NEW YORK -- Indians lefty Kyle Crockett emerged from the bullpen door in left field and made the jog to the mound at Yankee Stadium. The local crowd was already revved up by New York's building momentum, creating an atmosphere that has intimidated many young pitchers over the years.
Crockett did his best to tune everything out as he made his way to the center ring of the Bronx circus.
"I'm just trying not to think at all," Crockett said after the bullpen played a key role in sealing the Indians' 7-3 win over the Yankees on Friday night. "You try not to listen to the crowd or anything and just go out there, get ahead of him and pitch to my strength."
There were two outs in the seventh inning, when Crockett made his entrance -- tasked with facing pinch-hitter Didi Gregorius with runners on first and second base. Starter Carlos Carrasco had cruised through 6 2/3 innings before allowing back-to-back, two-out singles. With Carrasco's pitch count up to 108, and New York turning to a left-handed batter, Indians manager Terry Francona signaled to the 'pen.
"I was actually going to leave him in there to finish the inning," Francona said of Carrasco, who had 11 strikeouts on the night. "But when they hit [Gregorius], I just thought, OK, with [switch-hitter Mark] Teixeira not being available, it just seemed like a good time to go to Crockett."
Crockett made his manager look smart, too.
Gregorius saw three pitches: an 89-mph fastball, an 82-mph slider and a 91-mph heater.
Crockett got three strikes: a foul ball, a called strike and a swing and a miss.
The Yankee Stadium crowd groaned, as Crockett jogged to the dugout after a crucial punchout that preserved Cleveland's 4-1 advantage
"That was really important," Carrasco said. "He only threw three pitches and struck him out. That was really good. Nice job."
The Indians ran into some more trouble in the eighth, when New York strung three hits together and scored two runs, including one on an error by second baseman Jose Ramirez. After Greg Bird's grounder scooted under Ramirez's glove and into right field to help the Yankees cut Cleveland's lead to 4-3, Francona handed the ball to closer Cody Allen.
Just one night earlier, Allen had given up a run in the ninth but survived the late scare to pick up a save in New York.
"In those situations," Francona said, "especially when they're running all those left-handers up there, that's the guy you want in the game. Again, I thought that was a save in the eighth inning."
Allen issued a leadoff walk but got Stephen Drew to fly out to end the eighth, and then he turned in a clean ninth to seal the victory.

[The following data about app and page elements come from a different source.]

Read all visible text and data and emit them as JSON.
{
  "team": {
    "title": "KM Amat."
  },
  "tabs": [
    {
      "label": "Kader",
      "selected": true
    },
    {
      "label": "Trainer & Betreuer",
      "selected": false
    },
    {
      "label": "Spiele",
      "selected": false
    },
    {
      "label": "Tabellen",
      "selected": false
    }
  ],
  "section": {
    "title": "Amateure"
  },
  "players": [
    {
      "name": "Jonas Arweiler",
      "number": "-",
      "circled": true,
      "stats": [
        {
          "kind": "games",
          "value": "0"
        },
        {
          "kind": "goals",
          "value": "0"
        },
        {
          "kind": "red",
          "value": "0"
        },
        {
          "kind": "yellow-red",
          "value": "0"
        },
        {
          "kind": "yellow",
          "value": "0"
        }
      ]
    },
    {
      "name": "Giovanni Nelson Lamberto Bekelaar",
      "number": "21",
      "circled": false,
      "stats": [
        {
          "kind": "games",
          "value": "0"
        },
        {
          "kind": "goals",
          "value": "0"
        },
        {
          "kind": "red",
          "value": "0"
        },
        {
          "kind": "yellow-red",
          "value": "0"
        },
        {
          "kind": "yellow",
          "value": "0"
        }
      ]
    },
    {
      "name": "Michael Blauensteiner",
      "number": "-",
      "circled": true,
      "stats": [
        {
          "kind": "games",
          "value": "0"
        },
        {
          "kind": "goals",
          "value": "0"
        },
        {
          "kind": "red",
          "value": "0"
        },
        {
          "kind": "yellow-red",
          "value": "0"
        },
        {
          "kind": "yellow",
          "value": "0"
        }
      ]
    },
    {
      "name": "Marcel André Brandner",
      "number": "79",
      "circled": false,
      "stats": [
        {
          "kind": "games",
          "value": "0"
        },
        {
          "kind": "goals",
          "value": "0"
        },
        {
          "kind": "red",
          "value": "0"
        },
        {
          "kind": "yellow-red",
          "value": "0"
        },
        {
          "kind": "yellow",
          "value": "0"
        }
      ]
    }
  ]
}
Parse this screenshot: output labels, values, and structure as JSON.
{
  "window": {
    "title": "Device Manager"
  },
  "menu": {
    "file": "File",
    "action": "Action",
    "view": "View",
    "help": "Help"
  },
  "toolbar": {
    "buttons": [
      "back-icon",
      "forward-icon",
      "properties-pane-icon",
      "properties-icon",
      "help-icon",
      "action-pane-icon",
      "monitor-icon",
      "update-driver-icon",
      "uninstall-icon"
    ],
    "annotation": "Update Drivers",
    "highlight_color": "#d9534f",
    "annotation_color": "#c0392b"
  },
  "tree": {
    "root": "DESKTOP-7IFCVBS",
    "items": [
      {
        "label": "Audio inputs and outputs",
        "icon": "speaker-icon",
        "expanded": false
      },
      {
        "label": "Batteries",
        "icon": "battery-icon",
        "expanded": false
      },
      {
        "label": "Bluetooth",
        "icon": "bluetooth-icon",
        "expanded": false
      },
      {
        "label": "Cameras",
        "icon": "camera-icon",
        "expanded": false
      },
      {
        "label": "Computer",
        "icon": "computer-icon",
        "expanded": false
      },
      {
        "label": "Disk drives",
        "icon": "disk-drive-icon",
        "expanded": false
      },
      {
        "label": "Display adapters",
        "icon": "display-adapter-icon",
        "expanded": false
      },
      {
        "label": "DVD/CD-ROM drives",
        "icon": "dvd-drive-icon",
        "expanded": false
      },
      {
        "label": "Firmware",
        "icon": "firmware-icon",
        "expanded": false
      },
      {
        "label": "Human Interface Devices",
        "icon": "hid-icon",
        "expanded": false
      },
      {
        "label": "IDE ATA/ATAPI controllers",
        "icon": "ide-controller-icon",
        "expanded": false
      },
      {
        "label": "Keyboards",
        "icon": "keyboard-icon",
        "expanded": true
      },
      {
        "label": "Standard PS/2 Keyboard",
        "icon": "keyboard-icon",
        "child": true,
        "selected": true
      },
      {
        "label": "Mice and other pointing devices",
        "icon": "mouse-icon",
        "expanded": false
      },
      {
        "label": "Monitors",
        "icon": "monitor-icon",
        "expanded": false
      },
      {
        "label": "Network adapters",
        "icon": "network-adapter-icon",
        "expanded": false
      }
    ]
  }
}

"This Yankee team," Crockett said, "they kind of get things going and they hit a stride, if you let them. It was good to shut them down right there."